» YOUR OBJECTIVE
Copy out the whole listing exactly as given. Skip the pictures.
※ ※ ※
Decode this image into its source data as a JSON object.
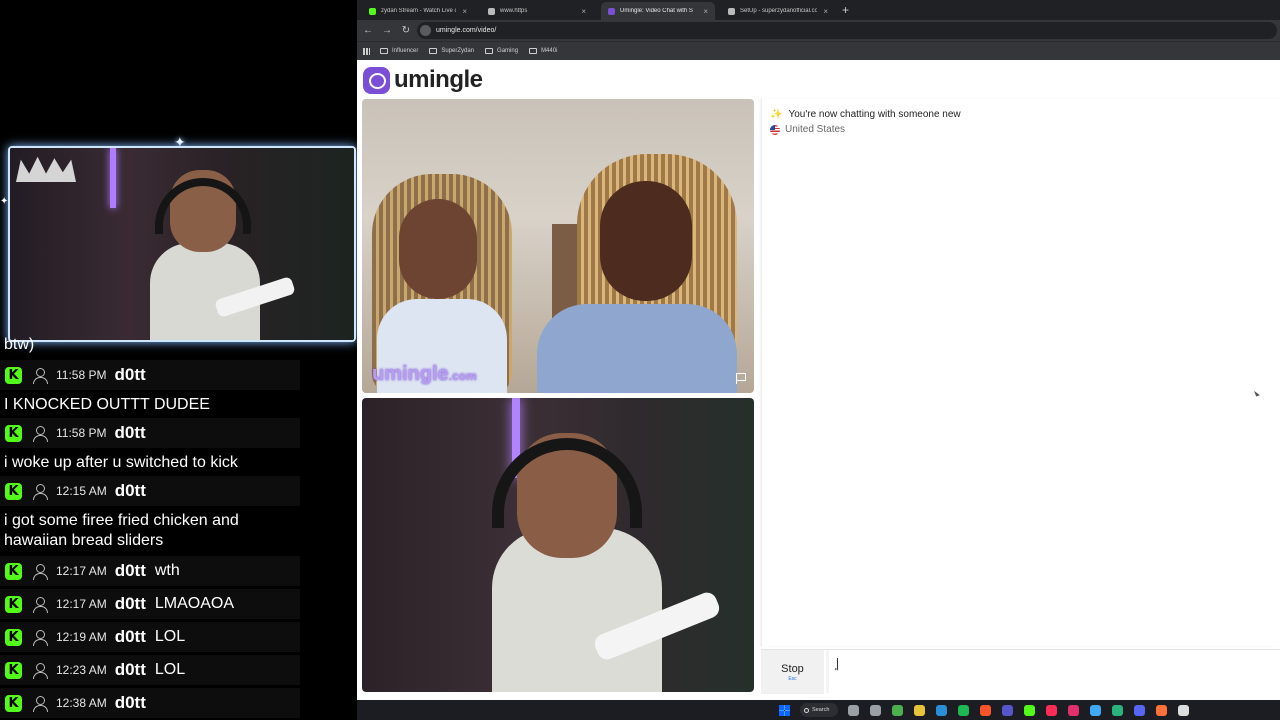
{
  "stream_overlay": {
    "chat_fragment": "btw)",
    "messages": [
      {
        "time": "11:58 PM",
        "user": "d0tt",
        "text": "I KNOCKED OUTTT DUDEE",
        "inline": ""
      },
      {
        "time": "11:58 PM",
        "user": "d0tt",
        "text": "i woke up after u switched to kick",
        "inline": ""
      },
      {
        "time": "12:15 AM",
        "user": "d0tt",
        "text": "i got some firee fried chicken and hawaiian bread sliders",
        "inline": ""
      },
      {
        "time": "12:17 AM",
        "user": "d0tt",
        "text": "",
        "inline": "wth"
      },
      {
        "time": "12:17 AM",
        "user": "d0tt",
        "text": "",
        "inline": "LMAOAOA"
      },
      {
        "time": "12:19 AM",
        "user": "d0tt",
        "text": "",
        "inline": "LOL"
      },
      {
        "time": "12:23 AM",
        "user": "d0tt",
        "text": "",
        "inline": "LOL"
      },
      {
        "time": "12:38 AM",
        "user": "d0tt",
        "text": "",
        "inline": ""
      }
    ],
    "badge_letter": "K",
    "badge_color": "#53fc18"
  },
  "browser": {
    "tabs": [
      {
        "label": "zydan Stream - Watch Live on K",
        "favicon_color": "#53fc18",
        "active": false
      },
      {
        "label": "www.https",
        "favicon_color": "#bbbbbb",
        "active": false
      },
      {
        "label": "Umingle: Video Chat with S",
        "favicon_color": "#7a4fd6",
        "active": true
      },
      {
        "label": "SetUp - superzydanofficial.com",
        "favicon_color": "#bbbbbb",
        "active": false
      }
    ],
    "new_tab": "+",
    "close_glyph": "×",
    "url": "umingle.com/video/",
    "nav": {
      "back": "←",
      "forward": "→",
      "reload": "↻"
    },
    "bookmarks": [
      "Influencer",
      "SuperZydan",
      "Gaming",
      "M440i"
    ]
  },
  "site": {
    "logo_text": "umingle",
    "brand_color": "#7a4fd6",
    "watermark": "umingle",
    "watermark_suffix": ".com",
    "system_message": "You're now chatting with someone new",
    "country": "United States",
    "stop_label": "Stop",
    "stop_key": "Esc",
    "input_value": "\""
  },
  "taskbar": {
    "search_label": "Search",
    "icons": [
      "start-icon",
      "search-icon",
      "task-view-icon",
      "widgets-icon",
      "chrome-icon",
      "file-explorer-icon",
      "edge-icon",
      "spotify-icon",
      "brave-icon",
      "app-icon",
      "kick-icon",
      "tiktok-icon",
      "instagram-icon",
      "app-icon",
      "app-icon",
      "discord-icon",
      "firefox-icon",
      "media-icon"
    ]
  }
}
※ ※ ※
» WRITTEN SOLUTION
Decode this image into its source data as a JSON object.
{
  "stream_overlay": {
    "chat_fragment": "btw)",
    "messages": [
      {
        "time": "11:58 PM",
        "user": "d0tt",
        "text": "I KNOCKED OUTTT DUDEE",
        "inline": ""
      },
      {
        "time": "11:58 PM",
        "user": "d0tt",
        "text": "i woke up after u switched to kick",
        "inline": ""
      },
      {
        "time": "12:15 AM",
        "user": "d0tt",
        "text": "i got some firee fried chicken and hawaiian bread sliders",
        "inline": ""
      },
      {
        "time": "12:17 AM",
        "user": "d0tt",
        "text": "",
        "inline": "wth"
      },
      {
        "time": "12:17 AM",
        "user": "d0tt",
        "text": "",
        "inline": "LMAOAOA"
      },
      {
        "time": "12:19 AM",
        "user": "d0tt",
        "text": "",
        "inline": "LOL"
      },
      {
        "time": "12:23 AM",
        "user": "d0tt",
        "text": "",
        "inline": "LOL"
      },
      {
        "time": "12:38 AM",
        "user": "d0tt",
        "text": "",
        "inline": ""
      }
    ],
    "badge_letter": "K",
    "badge_color": "#53fc18"
  },
  "browser": {
    "tabs": [
      {
        "label": "zydan Stream - Watch Live on K",
        "favicon_color": "#53fc18",
        "active": false
      },
      {
        "label": "www.https",
        "favicon_color": "#bbbbbb",
        "active": false
      },
      {
        "label": "Umingle: Video Chat with S",
        "favicon_color": "#7a4fd6",
        "active": true
      },
      {
        "label": "SetUp - superzydanofficial.com",
        "favicon_color": "#bbbbbb",
        "active": false
      }
    ],
    "new_tab": "+",
    "close_glyph": "×",
    "url": "umingle.com/video/",
    "nav": {
      "back": "←",
      "forward": "→",
      "reload": "↻"
    },
    "bookmarks": [
      "Influencer",
      "SuperZydan",
      "Gaming",
      "M440i"
    ]
  },
  "site": {
    "logo_text": "umingle",
    "brand_color": "#7a4fd6",
    "watermark": "umingle",
    "watermark_suffix": ".com",
    "system_message": "You're now chatting with someone new",
    "country": "United States",
    "stop_label": "Stop",
    "stop_key": "Esc",
    "input_value": "\""
  },
  "taskbar": {
    "search_label": "Search",
    "icons": [
      "start-icon",
      "search-icon",
      "task-view-icon",
      "widgets-icon",
      "chrome-icon",
      "file-explorer-icon",
      "edge-icon",
      "spotify-icon",
      "brave-icon",
      "app-icon",
      "kick-icon",
      "tiktok-icon",
      "instagram-icon",
      "app-icon",
      "app-icon",
      "discord-icon",
      "firefox-icon",
      "media-icon"
    ]
  }
}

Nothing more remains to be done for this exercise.